Friday, August 17, 2012

A History Example

Last time, I promised to give you an example of how an event can be beneficial in the study of history. A couple of years ago we had the opportunity to see the King Tut exhibit, and while in that city, took the opportunity to enjoy a Medieval Times dinner theater.
Prior to leaving for the King Tut exhibit, we studied ancient Egypt. We learned about the math and geometry behind the pyramids. We learned about the religions and customs of the period. We tried to write in hieroglyphics. And used an online program that was available at the time to go through the steps of mummification. We even studied papyrus plants, and the Nile River. And we studied about King Tut. When we got to the exhibit, my child chattered continuously, pointing excitedly at different things, and explaining what she knew about that item. It was a joy to behold.
Now the Medieval Times dinner theater was not exactly historically accurate. However, after returning home from the trip, we went ahead and studied the Medieval period. We talked about how knights really behaved, built lances and shields, let my daughter create a coat of arms, talked about feudalism, and built a detailed castle replica. Throughout the study phase my daughter remembered the knights, king, ladies, and horses she had seen at the dinner theater. The theater experience had an impact that made the book learning so much more exciting.

Thursday, August 2, 2012


Summer isn’t over yet. I know that the traditional school year is about to get started, and for some of us it is a great relief. We do school year round, but find that some of the places we go during the regular school year are very crowded during the summer.
After saying that you might wonder what the title has to do with the body of this post. Let me explain. One of the things our 6th graders need to learn is history. Unfortunately, reading about things that happened hundreds of years ago, or even fifty years ago is just dry and boring.
A great way to make history come alive is to actually let your child experience it. You can do this by checking with re-creation societies and living history museums. There are even things to be learned at renaissance fairs.
We have done this type of learning two ways. Sometimes we study the book learning ahead of time, and build the anticipation to an event or vacation.

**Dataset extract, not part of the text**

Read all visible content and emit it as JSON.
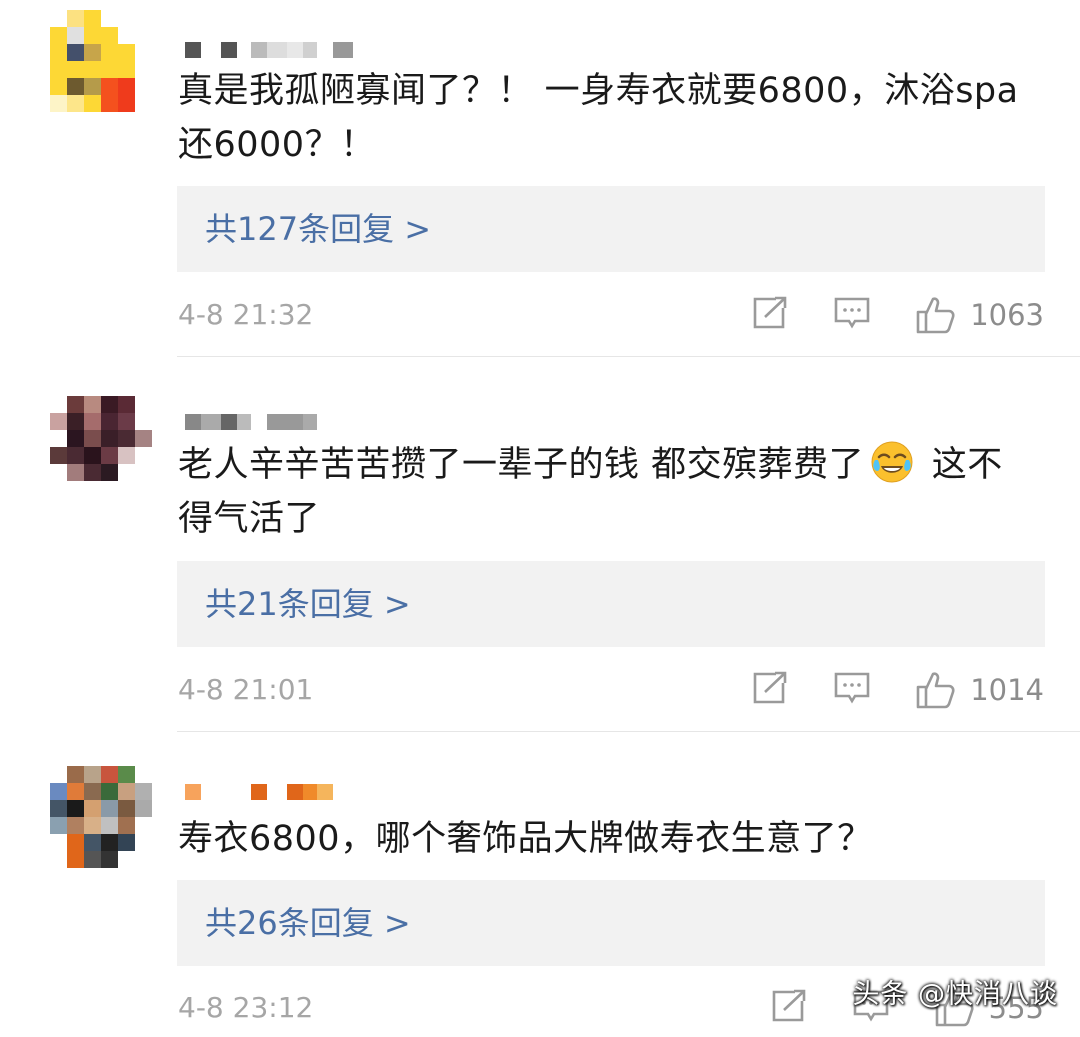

We have also had the opportunity to visit the event, and then come back home and do the study. There are pros and cons as to which you do first, but don’t forget to do the book learning part. I’ll give you an example next time!